That moment, for me, was a fiscal eye opener. Our district was in a bigger bind than I had thought, treading water at best. As that discussion continued, it became increasingly obvious that we needed to devise ways to create money-saving efficiencies and spend more on basic academic programs if we were to provide our students with a 21st century education. The water treading had to end.
And, of course, this unconscionable bind was, and still is, the direct result of the absurd state Educational Cost Sharing formula that shortchanges Norwalk to the tune of $20 to $25 million each year, and that, inexplicably, seems impervious to major change.

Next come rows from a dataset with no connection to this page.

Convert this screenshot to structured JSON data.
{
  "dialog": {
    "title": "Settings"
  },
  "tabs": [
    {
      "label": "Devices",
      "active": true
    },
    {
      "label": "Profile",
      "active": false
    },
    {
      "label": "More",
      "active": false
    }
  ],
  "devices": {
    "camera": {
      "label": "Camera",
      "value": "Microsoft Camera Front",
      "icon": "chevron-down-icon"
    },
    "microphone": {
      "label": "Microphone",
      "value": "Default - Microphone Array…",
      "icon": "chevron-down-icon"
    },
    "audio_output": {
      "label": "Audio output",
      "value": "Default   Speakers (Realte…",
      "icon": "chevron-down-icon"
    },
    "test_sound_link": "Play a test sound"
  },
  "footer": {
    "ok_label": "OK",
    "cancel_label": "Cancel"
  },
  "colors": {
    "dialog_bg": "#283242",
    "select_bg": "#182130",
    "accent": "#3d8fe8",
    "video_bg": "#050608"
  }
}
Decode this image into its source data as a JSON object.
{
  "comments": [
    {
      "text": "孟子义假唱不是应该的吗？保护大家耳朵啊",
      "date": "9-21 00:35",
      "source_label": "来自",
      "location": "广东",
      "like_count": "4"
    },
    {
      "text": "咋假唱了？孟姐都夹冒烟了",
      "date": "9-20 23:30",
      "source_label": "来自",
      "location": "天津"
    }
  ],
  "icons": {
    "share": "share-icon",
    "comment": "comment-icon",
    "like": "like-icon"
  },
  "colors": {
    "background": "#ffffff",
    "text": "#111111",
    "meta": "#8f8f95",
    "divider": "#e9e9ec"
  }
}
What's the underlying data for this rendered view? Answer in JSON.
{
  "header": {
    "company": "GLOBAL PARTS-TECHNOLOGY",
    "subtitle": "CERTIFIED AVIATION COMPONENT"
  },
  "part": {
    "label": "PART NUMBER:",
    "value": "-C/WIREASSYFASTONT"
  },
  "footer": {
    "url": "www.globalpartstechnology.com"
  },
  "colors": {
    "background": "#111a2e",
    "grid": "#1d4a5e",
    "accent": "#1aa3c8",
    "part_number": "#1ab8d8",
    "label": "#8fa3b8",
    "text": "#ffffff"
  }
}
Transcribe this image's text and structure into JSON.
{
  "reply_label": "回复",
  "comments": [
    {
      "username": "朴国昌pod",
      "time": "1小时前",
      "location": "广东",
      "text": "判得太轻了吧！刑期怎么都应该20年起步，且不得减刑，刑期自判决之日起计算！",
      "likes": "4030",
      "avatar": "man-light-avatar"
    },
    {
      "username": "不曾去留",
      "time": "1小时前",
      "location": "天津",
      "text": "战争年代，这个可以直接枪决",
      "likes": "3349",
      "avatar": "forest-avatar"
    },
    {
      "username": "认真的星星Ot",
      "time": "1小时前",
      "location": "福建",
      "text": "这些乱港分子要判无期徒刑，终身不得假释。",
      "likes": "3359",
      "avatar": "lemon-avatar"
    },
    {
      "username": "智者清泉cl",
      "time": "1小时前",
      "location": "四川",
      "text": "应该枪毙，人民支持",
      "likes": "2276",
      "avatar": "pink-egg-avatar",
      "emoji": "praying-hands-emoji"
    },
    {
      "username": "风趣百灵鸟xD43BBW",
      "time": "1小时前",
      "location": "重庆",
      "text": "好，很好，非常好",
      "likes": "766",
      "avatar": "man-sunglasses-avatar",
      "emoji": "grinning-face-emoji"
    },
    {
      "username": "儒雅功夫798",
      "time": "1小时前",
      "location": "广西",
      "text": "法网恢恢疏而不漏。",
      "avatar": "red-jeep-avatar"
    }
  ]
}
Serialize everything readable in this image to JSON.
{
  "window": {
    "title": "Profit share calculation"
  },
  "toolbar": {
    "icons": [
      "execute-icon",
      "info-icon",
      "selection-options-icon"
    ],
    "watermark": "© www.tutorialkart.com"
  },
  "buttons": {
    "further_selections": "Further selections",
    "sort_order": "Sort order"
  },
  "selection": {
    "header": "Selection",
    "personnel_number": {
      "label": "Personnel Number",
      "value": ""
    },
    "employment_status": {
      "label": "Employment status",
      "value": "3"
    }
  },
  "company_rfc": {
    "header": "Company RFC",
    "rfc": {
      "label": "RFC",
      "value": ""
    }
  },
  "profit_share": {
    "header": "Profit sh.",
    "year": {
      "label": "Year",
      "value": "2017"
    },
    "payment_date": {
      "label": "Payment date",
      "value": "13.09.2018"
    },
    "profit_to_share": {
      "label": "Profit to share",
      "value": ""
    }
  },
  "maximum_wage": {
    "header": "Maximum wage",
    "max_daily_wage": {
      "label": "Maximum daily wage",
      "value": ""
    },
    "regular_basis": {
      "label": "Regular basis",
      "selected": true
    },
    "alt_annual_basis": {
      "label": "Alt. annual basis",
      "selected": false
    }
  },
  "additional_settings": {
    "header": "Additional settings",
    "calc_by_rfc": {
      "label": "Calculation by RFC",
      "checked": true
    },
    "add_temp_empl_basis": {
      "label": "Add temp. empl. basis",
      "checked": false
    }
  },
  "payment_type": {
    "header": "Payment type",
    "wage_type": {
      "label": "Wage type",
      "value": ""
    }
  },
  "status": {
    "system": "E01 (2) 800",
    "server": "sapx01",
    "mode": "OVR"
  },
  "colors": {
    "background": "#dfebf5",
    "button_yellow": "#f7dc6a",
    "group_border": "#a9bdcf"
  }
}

Last year, the priority of the BOE, in what would be the first major initiative to counter this ECS-imposed fiscal straight-jacket, was to work with the city to develop a three-year program to turn-around special education services.
The city had been warned by consultants, in a series of reports dating back a decade, that our special education programs needed to be revamped; that we were doing a severe disservice to special needs students, many of whom had to travel to other towns – at the expense of Norwalk taxpayers – to receive the services they were required to have under federal law.
This year, the BOE continued its effort to move beyond the ECS imposed water treading. Both its operating and capital budgets called for spending increases much larger than the city was used to funding. Put differently, these budgets were designed to provide students the kind of education they deserved and needed.
Fortunately, at the end of February, the city and the BOE were able to piece together a spending plan that came very close to funding the Board’s entire operating request, without placing an exorbitant burden on taxpayers. At this point in time, the projected property tax increase for the coming 2017-18 fiscal year is about 1.75%.
The BOE also developed a five-year capital request for the coming fiscal year that in some ways was unprecedented. It calls for the construction of two new schools, two renovated-as-new schools, and basic repairs in other schools across the district. The plan was almost two years in the making, and the Board was assisted by architects and demographers who analyzed both the condition of school buildings and demographic trends in the city.
What’s not always appreciated is that the ECS formula is used not only to determine the amount of state aid for operating expenses, but also to determine the state reimbursement rate for school construction projects. Put differently, the very same formula that has dearly short-changed Norwalk students when it comes to reading and math, has made it difficult for these students to learn in proper school environments.
The Mayor and the Common Council recognized that something had to give, that we could not continue to lease portable classrooms to deal with overcrowding, that we could not continue to band aid older buildings that had antiquated electrical systems. After extensive discussions on how to reduce the overall costs of the five-year plan, we approved all of its basic elements.
Norwalk has been placed in an impossible corner. We’ve been short-changed for years by the state. We’ve desperately tried to maintain a first rate school system, but over time we’ve discovered that treading water is not nearly enough. Something has to give in Hartford. If that lousy formula does not change radically, Norwalk’s budget cycles might become little more than exercises in futility, desperate efforts to tread water.